# [WHAT IS BEING ASKED]
Work out the count of lines in the material where the string "data" shows up, and reply with it alone.

# [RECORD EXCERPTS]
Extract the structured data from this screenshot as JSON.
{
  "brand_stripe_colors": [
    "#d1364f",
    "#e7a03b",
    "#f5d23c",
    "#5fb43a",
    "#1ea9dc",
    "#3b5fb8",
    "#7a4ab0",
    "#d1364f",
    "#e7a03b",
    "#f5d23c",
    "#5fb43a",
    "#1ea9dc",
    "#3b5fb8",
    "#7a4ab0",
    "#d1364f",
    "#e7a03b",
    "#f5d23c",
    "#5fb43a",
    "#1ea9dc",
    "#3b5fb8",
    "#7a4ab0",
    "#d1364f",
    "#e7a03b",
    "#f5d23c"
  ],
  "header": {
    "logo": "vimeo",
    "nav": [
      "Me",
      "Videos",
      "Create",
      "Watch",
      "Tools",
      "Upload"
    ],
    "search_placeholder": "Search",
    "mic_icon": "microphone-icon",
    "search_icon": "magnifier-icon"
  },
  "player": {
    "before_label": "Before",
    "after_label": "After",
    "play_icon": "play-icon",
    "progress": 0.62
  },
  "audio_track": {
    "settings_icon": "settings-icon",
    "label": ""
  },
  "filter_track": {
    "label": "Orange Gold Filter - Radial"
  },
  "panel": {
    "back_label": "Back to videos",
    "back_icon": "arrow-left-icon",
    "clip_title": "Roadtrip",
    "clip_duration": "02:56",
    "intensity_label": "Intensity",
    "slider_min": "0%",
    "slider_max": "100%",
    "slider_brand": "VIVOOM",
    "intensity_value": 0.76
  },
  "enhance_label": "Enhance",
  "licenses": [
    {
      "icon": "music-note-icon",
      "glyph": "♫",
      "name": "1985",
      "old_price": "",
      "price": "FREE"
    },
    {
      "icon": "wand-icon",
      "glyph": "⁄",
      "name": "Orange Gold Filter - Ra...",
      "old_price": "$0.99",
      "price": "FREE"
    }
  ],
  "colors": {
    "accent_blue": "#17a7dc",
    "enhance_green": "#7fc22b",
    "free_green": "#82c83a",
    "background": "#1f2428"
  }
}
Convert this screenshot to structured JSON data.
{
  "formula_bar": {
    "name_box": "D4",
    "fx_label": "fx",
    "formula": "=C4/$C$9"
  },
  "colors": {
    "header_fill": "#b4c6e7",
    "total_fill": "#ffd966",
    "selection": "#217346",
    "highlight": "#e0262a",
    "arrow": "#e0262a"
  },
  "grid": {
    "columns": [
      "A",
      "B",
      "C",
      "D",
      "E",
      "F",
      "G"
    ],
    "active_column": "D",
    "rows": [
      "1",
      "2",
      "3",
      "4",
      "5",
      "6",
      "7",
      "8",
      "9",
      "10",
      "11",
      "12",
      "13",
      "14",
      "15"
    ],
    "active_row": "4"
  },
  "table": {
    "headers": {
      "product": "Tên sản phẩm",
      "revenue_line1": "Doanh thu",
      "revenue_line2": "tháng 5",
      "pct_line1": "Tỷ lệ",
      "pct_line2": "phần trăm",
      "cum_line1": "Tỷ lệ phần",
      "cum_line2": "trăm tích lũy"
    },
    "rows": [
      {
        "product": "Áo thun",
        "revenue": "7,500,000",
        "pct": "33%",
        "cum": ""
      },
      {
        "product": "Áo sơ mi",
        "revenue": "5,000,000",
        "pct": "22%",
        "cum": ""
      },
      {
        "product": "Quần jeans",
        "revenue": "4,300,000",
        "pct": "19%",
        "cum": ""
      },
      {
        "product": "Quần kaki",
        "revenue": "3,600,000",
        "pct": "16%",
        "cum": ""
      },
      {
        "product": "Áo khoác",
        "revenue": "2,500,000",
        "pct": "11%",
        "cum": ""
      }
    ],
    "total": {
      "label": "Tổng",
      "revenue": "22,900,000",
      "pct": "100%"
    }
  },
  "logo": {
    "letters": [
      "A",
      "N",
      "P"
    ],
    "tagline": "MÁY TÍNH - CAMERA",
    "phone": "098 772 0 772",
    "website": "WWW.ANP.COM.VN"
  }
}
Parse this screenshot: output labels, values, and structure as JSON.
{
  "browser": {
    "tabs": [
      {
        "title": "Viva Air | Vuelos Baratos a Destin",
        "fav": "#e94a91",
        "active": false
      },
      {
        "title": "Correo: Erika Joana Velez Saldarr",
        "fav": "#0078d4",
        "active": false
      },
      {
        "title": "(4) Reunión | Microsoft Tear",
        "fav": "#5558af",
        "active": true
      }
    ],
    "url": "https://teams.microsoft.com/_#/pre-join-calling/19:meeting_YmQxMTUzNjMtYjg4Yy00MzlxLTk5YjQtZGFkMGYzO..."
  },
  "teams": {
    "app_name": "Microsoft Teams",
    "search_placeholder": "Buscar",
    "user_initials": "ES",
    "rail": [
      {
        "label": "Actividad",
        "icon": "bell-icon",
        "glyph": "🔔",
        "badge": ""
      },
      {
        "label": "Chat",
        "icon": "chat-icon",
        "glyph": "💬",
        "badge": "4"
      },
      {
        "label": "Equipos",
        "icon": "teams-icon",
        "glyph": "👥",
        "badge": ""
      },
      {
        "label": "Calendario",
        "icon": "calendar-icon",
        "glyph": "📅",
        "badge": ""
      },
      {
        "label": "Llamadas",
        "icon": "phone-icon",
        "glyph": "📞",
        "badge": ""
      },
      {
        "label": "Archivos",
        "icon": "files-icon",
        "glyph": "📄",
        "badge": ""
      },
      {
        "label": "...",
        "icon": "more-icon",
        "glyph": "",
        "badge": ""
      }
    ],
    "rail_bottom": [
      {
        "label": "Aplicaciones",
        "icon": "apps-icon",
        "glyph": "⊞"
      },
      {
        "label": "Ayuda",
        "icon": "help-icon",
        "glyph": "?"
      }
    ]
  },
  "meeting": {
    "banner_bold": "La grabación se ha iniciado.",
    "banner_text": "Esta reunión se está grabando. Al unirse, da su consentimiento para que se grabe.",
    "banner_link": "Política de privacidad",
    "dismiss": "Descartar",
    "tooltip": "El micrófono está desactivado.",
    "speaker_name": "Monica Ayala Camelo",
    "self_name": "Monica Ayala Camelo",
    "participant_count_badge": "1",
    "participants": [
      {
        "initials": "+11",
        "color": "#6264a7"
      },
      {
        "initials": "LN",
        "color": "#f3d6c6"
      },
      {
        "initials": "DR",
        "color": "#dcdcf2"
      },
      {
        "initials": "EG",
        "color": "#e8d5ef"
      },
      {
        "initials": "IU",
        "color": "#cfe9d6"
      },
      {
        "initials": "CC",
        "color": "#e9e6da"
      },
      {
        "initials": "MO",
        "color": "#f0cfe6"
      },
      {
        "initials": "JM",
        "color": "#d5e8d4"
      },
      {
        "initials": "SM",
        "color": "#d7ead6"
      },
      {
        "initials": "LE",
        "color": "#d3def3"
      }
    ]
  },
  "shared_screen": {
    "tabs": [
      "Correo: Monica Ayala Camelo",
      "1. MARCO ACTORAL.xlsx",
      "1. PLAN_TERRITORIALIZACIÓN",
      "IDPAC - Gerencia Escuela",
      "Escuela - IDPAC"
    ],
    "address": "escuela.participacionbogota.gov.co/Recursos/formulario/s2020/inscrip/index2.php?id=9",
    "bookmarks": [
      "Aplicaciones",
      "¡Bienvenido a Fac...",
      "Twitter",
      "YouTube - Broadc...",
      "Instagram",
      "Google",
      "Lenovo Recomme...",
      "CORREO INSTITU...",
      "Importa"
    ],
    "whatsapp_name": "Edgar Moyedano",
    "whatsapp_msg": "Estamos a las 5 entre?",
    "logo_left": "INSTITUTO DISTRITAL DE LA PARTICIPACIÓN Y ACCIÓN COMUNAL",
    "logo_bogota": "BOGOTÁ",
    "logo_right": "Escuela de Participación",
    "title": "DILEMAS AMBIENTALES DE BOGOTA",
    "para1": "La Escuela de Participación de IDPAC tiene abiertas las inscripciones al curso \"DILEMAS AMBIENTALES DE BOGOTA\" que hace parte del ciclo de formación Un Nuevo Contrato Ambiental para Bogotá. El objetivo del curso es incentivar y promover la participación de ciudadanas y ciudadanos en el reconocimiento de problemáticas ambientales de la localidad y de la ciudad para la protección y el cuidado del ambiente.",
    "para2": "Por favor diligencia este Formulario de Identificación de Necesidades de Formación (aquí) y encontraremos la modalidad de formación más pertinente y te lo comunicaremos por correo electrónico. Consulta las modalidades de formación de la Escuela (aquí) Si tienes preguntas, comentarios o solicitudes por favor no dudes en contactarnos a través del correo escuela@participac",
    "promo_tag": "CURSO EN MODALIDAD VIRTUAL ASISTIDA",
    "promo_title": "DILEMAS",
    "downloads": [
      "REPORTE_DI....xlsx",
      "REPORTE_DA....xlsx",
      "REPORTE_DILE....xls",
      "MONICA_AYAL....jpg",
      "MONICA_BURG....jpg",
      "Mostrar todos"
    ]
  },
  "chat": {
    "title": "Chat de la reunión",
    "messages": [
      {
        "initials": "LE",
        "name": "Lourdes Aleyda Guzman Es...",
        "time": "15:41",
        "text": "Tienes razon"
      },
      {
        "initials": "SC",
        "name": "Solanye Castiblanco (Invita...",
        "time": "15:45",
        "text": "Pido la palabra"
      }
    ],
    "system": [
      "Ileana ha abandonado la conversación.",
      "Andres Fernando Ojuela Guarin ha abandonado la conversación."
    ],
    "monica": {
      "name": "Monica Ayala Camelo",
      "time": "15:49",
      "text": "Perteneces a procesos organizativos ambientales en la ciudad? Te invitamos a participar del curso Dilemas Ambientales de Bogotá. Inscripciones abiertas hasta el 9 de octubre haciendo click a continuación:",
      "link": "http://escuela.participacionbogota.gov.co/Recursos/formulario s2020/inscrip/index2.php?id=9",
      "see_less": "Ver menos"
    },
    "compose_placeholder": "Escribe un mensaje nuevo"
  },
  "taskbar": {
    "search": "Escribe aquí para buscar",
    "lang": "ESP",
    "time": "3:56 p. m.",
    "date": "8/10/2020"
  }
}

# [OUTPUT FOR THIS TASK]
2